╔══

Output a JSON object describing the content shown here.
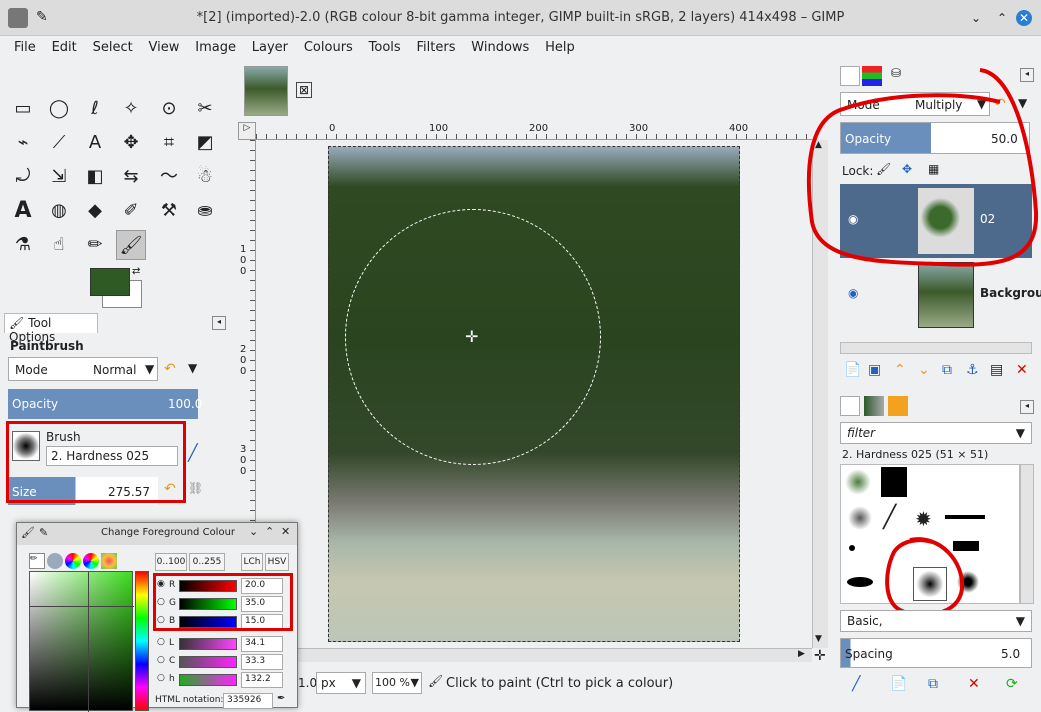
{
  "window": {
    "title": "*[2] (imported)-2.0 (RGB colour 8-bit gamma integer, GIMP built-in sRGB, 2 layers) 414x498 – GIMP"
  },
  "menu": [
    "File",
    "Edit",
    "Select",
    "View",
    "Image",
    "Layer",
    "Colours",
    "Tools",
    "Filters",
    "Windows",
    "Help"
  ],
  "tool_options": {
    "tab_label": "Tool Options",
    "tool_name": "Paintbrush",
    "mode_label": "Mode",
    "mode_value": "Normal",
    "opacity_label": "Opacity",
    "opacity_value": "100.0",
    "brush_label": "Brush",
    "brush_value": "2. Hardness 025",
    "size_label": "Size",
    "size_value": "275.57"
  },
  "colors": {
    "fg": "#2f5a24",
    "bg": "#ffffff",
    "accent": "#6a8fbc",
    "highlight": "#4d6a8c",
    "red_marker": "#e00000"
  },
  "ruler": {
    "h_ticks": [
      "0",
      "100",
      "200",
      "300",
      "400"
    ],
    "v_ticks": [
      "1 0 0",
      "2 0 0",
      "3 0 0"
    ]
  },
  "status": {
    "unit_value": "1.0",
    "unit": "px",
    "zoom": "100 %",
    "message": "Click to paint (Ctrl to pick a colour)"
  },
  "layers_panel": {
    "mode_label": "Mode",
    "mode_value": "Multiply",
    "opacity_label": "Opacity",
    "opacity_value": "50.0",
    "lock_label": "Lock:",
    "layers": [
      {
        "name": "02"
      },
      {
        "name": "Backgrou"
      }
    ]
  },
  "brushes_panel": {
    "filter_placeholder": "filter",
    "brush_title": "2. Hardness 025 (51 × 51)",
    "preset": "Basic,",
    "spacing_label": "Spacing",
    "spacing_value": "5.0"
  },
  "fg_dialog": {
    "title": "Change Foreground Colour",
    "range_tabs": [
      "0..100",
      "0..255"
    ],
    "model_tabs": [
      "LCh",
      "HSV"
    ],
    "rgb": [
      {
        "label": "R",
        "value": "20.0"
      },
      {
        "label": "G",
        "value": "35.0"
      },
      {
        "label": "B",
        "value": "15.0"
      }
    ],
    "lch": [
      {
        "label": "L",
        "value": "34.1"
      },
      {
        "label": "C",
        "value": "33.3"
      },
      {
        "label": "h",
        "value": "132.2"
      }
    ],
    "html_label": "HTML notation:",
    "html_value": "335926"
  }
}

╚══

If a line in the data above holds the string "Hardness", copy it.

    "brush_value": "2. Hardness 025",
    "brush_title": "2. Hardness 025 (51 × 51)",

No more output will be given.